This week in Counterpunch, I write about the cultural & racial dimensions of identity & belonging for the white middle class in the “knowledge” economy:
Whiteness has long stood in for class status, ensuring respectability and legitimacy for those who imagine themselves the protagonist of the (white) American narrative. For many whites, losing economic status entails a profound loss of selfhood and cultural belonging—not only economic anxiety, but cultural anxiety.
Are smartphones and social media destroying our capacity for human connection? New technologies can upend existing social orders, but are equally a product of the conditions—here, late capitalism—in which they are produced. Two divergent approaches offer insight into how cultural and economic contexts shape media practice.
Sherry Turkle. 2015. Reclaiming Conversation: The Power of Talk in a Digital Age. New York: Penguin Press. 436 pages.
Daniel Miller. 2016. Social Media in an English Village. London: University College London Press. 234 pages.
Daniel Miller, Elisabetta Costa, Nell Haynes, Tom McDonald, Razvan Nicolescu, Jolynna Sinanan, Juliano Spyer, Shriram Venkatraman, and Xinyuan Wang. 2016. How the World Changed Social Media.
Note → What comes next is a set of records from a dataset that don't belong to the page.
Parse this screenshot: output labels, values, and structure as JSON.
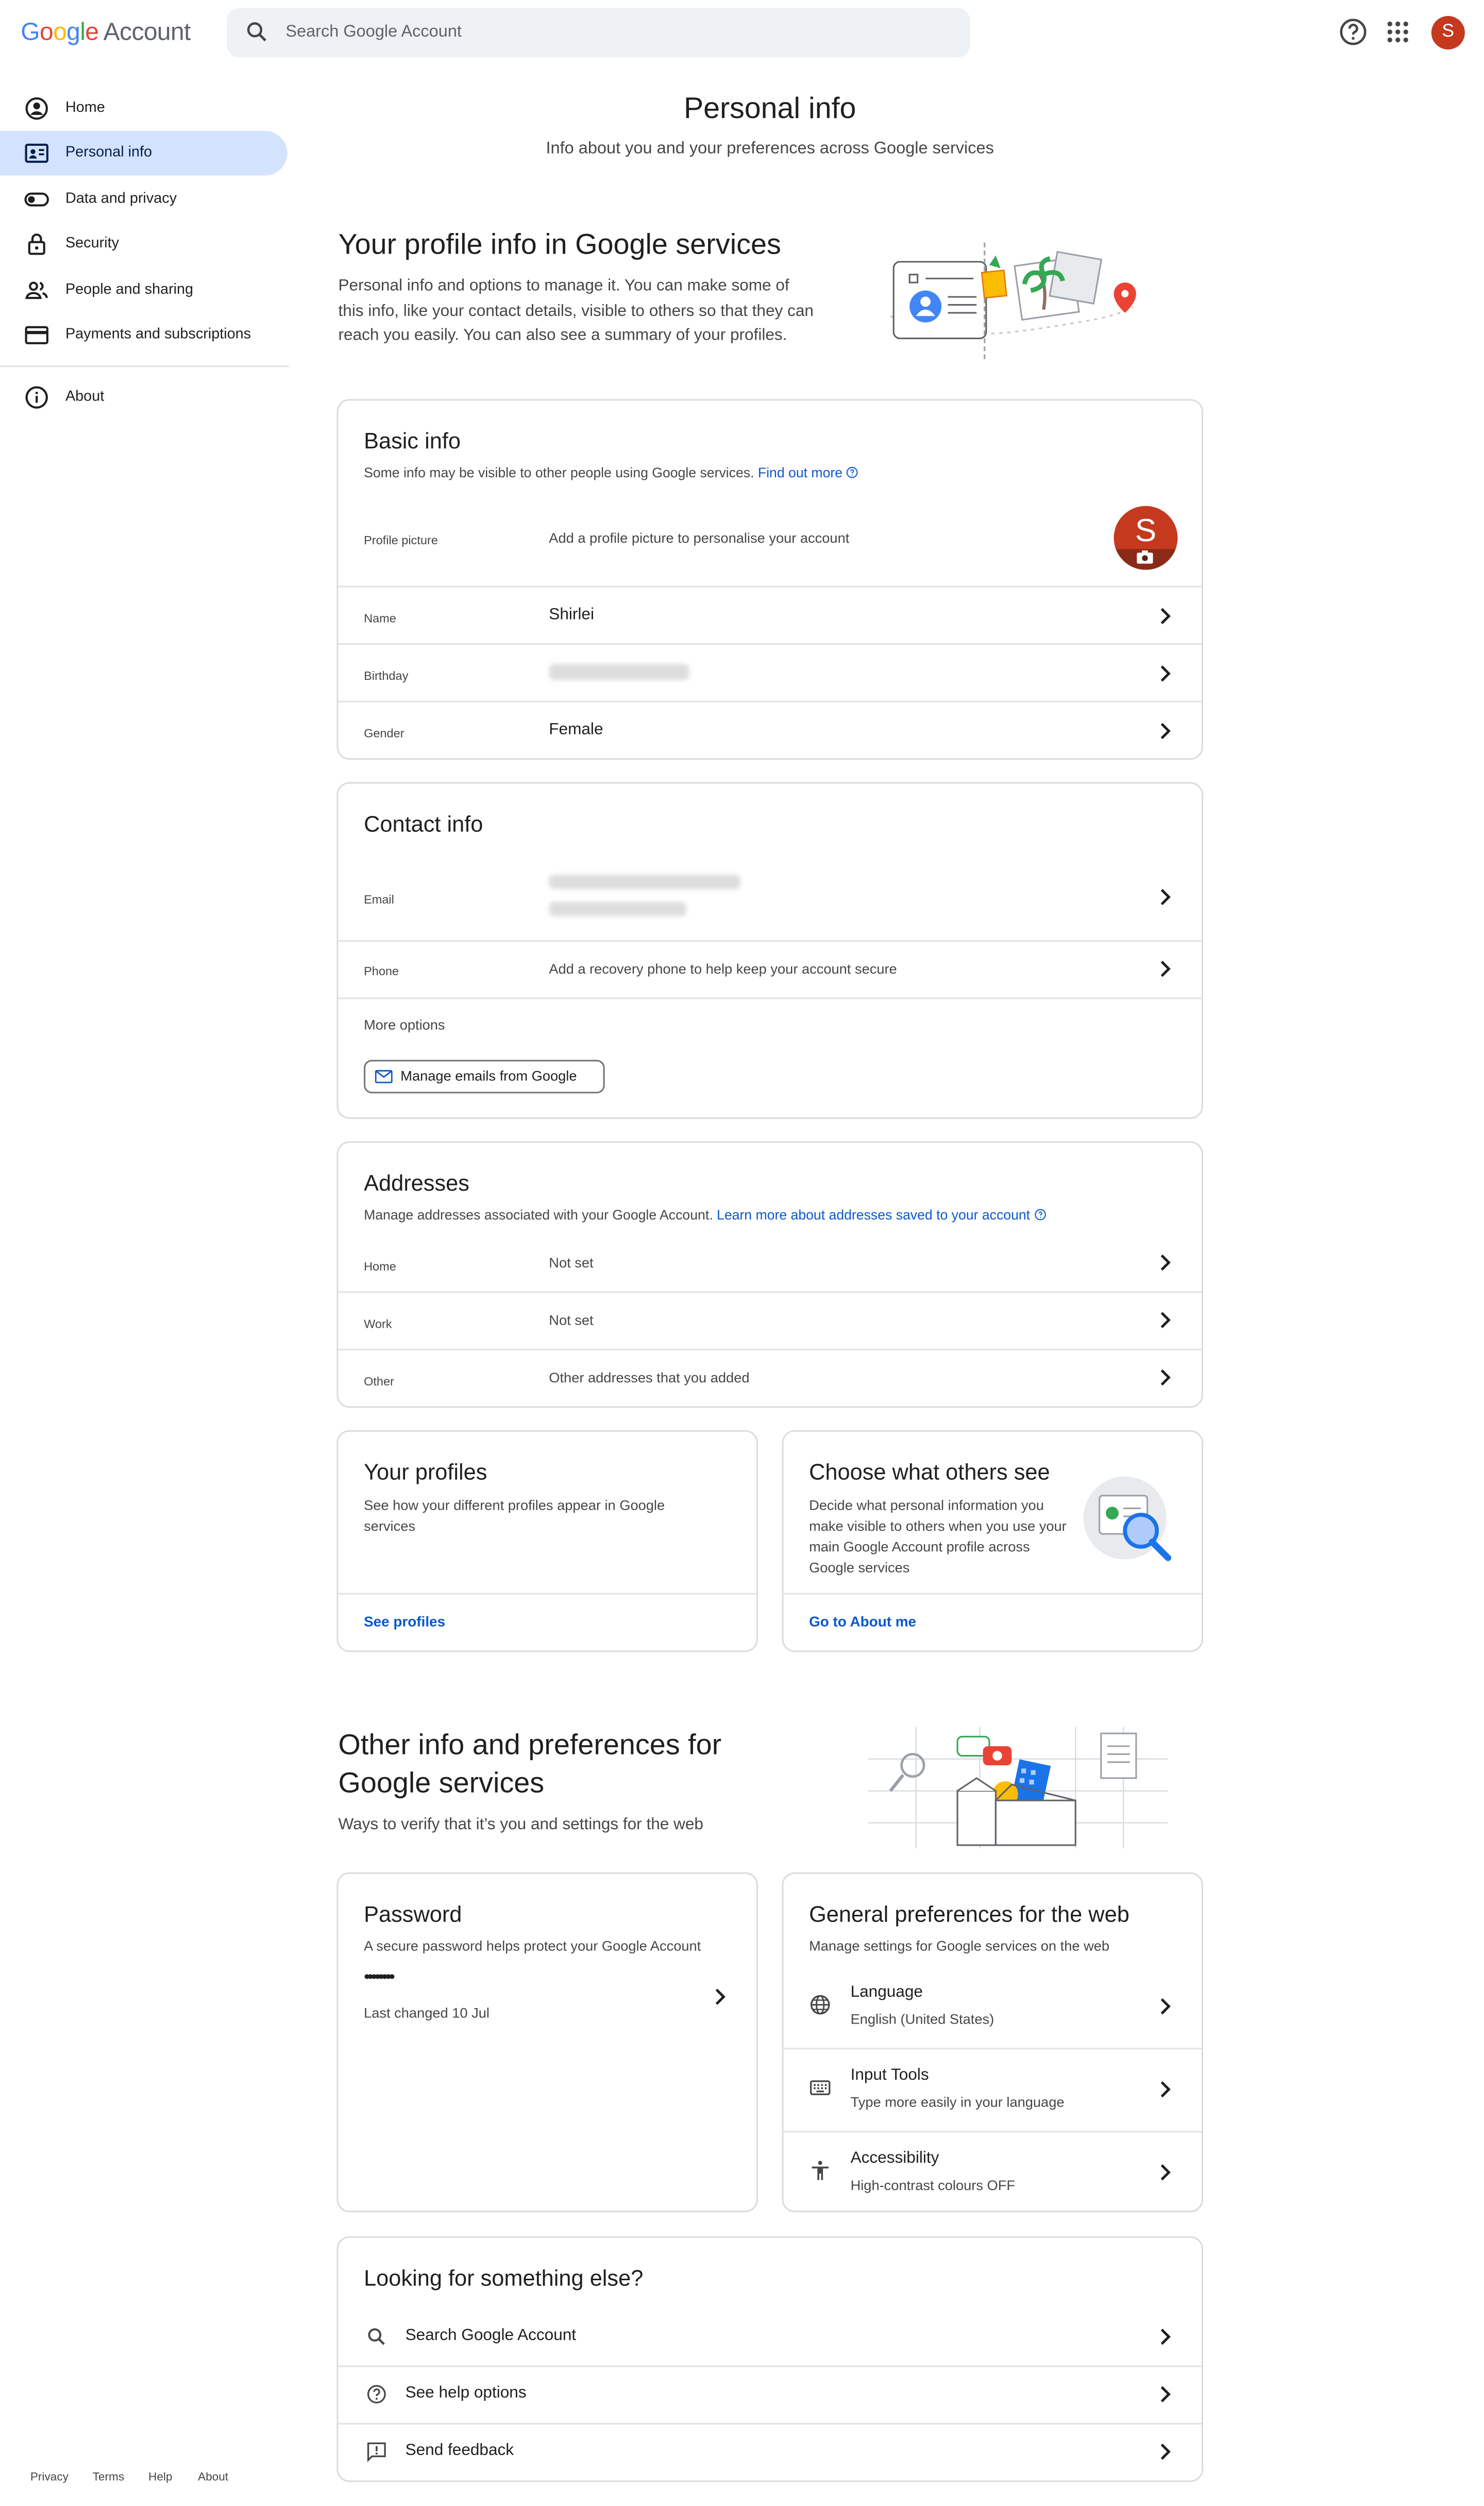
{
  "header": {
    "logo_parts": [
      "G",
      "o",
      "o",
      "g",
      "l",
      "e"
    ],
    "logo_suffix": "Account",
    "search_placeholder": "Search Google Account",
    "avatar_letter": "S"
  },
  "sidebar": {
    "items": [
      {
        "label": "Home",
        "icon": "account-circle-icon"
      },
      {
        "label": "Personal info",
        "icon": "id-card-icon",
        "active": true
      },
      {
        "label": "Data and privacy",
        "icon": "toggle-icon"
      },
      {
        "label": "Security",
        "icon": "lock-icon"
      },
      {
        "label": "People and sharing",
        "icon": "people-icon"
      },
      {
        "label": "Payments and subscriptions",
        "icon": "credit-card-icon"
      }
    ],
    "about": {
      "label": "About",
      "icon": "info-icon"
    }
  },
  "page": {
    "title": "Personal info",
    "subtitle": "Info about you and your preferences across Google services"
  },
  "profile_section": {
    "title": "Your profile info in Google services",
    "description": "Personal info and options to manage it. You can make some of this info, like your contact details, visible to others so that they can reach you easily. You can also see a summary of your profiles."
  },
  "basic_info": {
    "title": "Basic info",
    "note": "Some info may be visible to other people using Google services.",
    "note_link": "Find out more",
    "profile_picture_label": "Profile picture",
    "profile_picture_hint": "Add a profile picture to personalise your account",
    "avatar_letter": "S",
    "name_label": "Name",
    "name_value": "Shirlei",
    "birthday_label": "Birthday",
    "gender_label": "Gender",
    "gender_value": "Female"
  },
  "contact_info": {
    "title": "Contact info",
    "email_label": "Email",
    "phone_label": "Phone",
    "phone_hint": "Add a recovery phone to help keep your account secure",
    "more_options": "More options",
    "manage_emails_button": "Manage emails from Google"
  },
  "addresses": {
    "title": "Addresses",
    "note": "Manage addresses associated with your Google Account.",
    "note_link": "Learn more about addresses saved to your account",
    "rows": [
      {
        "label": "Home",
        "value": "Not set"
      },
      {
        "label": "Work",
        "value": "Not set"
      },
      {
        "label": "Other",
        "value": "Other addresses that you added"
      }
    ]
  },
  "your_profiles": {
    "title": "Your profiles",
    "description": "See how your different profiles appear in Google services",
    "link": "See profiles"
  },
  "choose_others": {
    "title": "Choose what others see",
    "description": "Decide what personal information you make visible to others when you use your main Google Account profile across Google services",
    "link": "Go to About me"
  },
  "other_section": {
    "title_line1": "Other info and preferences for",
    "title_line2": "Google services",
    "description": "Ways to verify that it’s you and settings for the web"
  },
  "password": {
    "title": "Password",
    "description": "A secure password helps protect your Google Account",
    "dots": "••••••••",
    "last_changed": "Last changed 10 Jul"
  },
  "web_prefs": {
    "title": "General preferences for the web",
    "description": "Manage settings for Google services on the web",
    "rows": [
      {
        "title": "Language",
        "value": "English (United States)",
        "icon": "globe-icon"
      },
      {
        "title": "Input Tools",
        "value": "Type more easily in your language",
        "icon": "keyboard-icon"
      },
      {
        "title": "Accessibility",
        "value": "High-contrast colours OFF",
        "icon": "accessibility-icon"
      }
    ]
  },
  "looking": {
    "title": "Looking for something else?",
    "rows": [
      {
        "label": "Search Google Account",
        "icon": "search-icon"
      },
      {
        "label": "See help options",
        "icon": "help-icon"
      },
      {
        "label": "Send feedback",
        "icon": "feedback-icon"
      }
    ]
  },
  "footer": {
    "links": [
      "Privacy",
      "Terms",
      "Help",
      "About"
    ]
  }
}
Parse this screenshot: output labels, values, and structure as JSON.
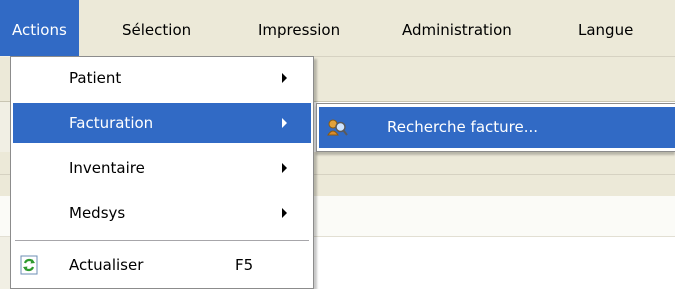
{
  "menubar": {
    "items": [
      "Actions",
      "Sélection",
      "Impression",
      "Administration",
      "Langue"
    ],
    "active": "Actions"
  },
  "actions_menu": {
    "items": [
      {
        "label": "Patient",
        "has_submenu": true
      },
      {
        "label": "Facturation",
        "has_submenu": true,
        "highlighted": true
      },
      {
        "label": "Inventaire",
        "has_submenu": true
      },
      {
        "label": "Medsys",
        "has_submenu": true
      },
      {
        "label": "Actualiser",
        "shortcut": "F5",
        "icon": "refresh-icon"
      }
    ]
  },
  "facturation_submenu": {
    "items": [
      {
        "label": "Recherche facture...",
        "icon": "search-invoice-icon",
        "highlighted": true
      }
    ]
  },
  "colors": {
    "highlight": "#316ac5",
    "menubar_bg": "#ece9d8"
  }
}
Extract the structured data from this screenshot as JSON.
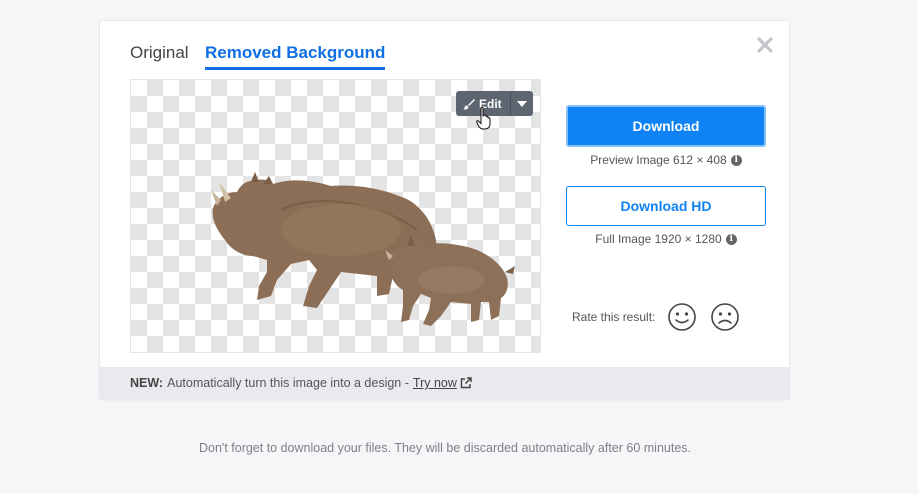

London: University College London Press. 260 pages.
[Turkle’s] diagnoses provide a language for addressing ways smartphones and social media distract many people, offering a “friction-free” engagement that promises freedom from boredom but not from loneliness. And if conversation is what’s lost, then conversation can cure, in the tradition of the open-ended conversation of psychoanalytic therapy, the “talking cure.” Turkle offers two main approaches to reinstating talk, one concerned with design and the other with practice. She advocates, first, designing technologies that do not exploit human psychological vulnerabilities, such as notifications that demand continual attention. I agree that design could offer a means to redress features that are disruptive, but these features — like the interfaces that enable the “machine zone” — are essential to the business model of most mobile platforms. Redesigning them would entail tech companies relinquishing lucrative revenue streams. On the contrary, a broader critique is required of the social and economic context in which media technologies are produced, such as in Silicon Valley and other elite tech hubs.
This article in Anthropology Now is available for free download to the first 50 users here: